But God’s future is not just being realized in Cornelius; it’s being realized in Peter too.  In this encounter Peter comes to recognize that the good news of divine love and deliverance in Jesus Christ is good news for all people, even those who are not members of the house of Israel.  God’s Spirit is doing a new thing and Peter’s encounter with Cornelius opens the way for the early church to embrace as brothers and sisters of faith those with whom they’ve had long-standing hostility.  Walls that divide people are being dismantled; barriers that keep people distanced from each other are being thrust down; pathways of generational prejudice and misunderstanding are being torn up.

Such is the Spirit’s work in the midst of those whom God cherishes…in every generation.

As those who gather around Jesus, take his teachings and ministry to heart, and seek to serve him in our living, God’s future before us continues to unfold.  We can only live into it one step at a time, yet always at the heart of this new future is the good news of Jesus Christ.  In him we receive divine love and acceptance; in him there is forgiveness and healing for our lives; in him there is the power to live in new and different ways for the sake of God’s purposes in the world.

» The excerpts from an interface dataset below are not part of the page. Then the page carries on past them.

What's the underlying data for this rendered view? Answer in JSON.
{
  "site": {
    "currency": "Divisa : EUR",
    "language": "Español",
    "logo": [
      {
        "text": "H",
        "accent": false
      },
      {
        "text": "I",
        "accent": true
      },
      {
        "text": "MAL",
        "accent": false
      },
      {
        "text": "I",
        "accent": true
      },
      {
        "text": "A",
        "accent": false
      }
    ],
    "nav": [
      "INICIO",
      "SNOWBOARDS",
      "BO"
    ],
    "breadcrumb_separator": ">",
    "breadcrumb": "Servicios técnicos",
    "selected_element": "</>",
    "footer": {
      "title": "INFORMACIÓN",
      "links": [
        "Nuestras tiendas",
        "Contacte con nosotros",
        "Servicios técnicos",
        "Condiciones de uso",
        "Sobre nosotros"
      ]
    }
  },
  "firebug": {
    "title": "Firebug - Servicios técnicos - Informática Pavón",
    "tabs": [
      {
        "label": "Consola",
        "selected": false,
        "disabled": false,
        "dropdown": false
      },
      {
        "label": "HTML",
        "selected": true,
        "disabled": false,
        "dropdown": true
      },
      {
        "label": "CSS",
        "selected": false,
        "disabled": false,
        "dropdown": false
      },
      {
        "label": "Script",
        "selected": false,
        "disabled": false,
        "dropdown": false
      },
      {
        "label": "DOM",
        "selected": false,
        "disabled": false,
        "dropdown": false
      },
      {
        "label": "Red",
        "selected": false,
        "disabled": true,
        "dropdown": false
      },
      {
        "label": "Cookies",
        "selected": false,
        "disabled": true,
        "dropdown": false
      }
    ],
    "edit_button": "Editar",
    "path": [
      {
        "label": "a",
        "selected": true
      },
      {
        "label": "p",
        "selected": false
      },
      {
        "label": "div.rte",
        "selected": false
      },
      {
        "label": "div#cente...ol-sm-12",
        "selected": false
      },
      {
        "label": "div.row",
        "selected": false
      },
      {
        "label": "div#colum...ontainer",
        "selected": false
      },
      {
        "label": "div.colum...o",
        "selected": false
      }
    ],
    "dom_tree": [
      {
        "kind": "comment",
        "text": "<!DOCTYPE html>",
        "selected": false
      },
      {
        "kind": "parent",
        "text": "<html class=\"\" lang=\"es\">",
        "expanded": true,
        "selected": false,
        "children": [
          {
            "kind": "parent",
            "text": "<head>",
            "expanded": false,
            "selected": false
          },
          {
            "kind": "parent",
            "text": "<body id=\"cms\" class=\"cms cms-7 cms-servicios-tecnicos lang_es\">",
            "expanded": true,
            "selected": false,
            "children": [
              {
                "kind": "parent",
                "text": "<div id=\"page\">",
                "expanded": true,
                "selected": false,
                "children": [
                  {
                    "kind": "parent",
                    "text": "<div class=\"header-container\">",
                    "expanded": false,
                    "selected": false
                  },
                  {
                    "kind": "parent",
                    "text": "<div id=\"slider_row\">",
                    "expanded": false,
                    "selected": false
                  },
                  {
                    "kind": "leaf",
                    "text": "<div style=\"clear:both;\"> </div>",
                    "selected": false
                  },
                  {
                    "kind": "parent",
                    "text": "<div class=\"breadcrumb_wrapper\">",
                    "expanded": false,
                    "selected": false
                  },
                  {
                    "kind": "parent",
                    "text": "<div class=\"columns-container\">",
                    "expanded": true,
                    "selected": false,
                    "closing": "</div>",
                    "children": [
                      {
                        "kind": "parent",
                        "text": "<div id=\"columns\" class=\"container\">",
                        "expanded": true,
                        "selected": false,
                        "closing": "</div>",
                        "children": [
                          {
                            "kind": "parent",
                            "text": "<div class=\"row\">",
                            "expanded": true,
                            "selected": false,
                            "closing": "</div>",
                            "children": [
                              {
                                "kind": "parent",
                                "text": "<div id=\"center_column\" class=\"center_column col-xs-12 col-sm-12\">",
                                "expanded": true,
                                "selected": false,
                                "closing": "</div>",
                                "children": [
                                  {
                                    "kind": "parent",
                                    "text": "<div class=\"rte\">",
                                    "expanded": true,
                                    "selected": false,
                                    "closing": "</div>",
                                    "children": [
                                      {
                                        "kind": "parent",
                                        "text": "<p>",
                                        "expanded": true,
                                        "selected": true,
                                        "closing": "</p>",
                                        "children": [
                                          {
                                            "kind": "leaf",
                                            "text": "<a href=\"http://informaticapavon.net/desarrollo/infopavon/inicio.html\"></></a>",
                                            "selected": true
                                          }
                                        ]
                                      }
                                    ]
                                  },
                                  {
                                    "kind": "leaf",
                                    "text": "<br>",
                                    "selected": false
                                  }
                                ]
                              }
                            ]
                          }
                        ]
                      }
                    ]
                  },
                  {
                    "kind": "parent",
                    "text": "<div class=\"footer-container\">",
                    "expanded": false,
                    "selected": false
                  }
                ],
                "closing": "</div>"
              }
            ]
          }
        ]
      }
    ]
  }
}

God is eager for those who are faithful and obedient to live into the divine purposes and intentions in daily earthly life; for those who are willing to take risks for the sake of living into God’s realm in the midst of all the challenges and vulnerabilities that this world brings our way.

  • A minister challenges warring gang members to build up instead of destroying their community.
  • An estranged spouse risks writing a love-letter seeking forgiveness for past hurts and the offer to begin anew.
  • Parents commit to praying faithfully and diligently for the well-being and healing of their child who struggles with mental illness.
  • A concern for affordable housing in the community causes people to invest themselves in advocacy for others.
  • A congregation commits itself to a thoughtful reading of a gospel and the story of Jesus Christ.

Given the opportunity, God’s Spirit can accomplish amazing things that bring newness and healing to our broken world,  that allows us to experience a little glimpse of heaven here on earth!

To God be all glory, honour and praise. Amen

Rev. Marion Barclay MacKay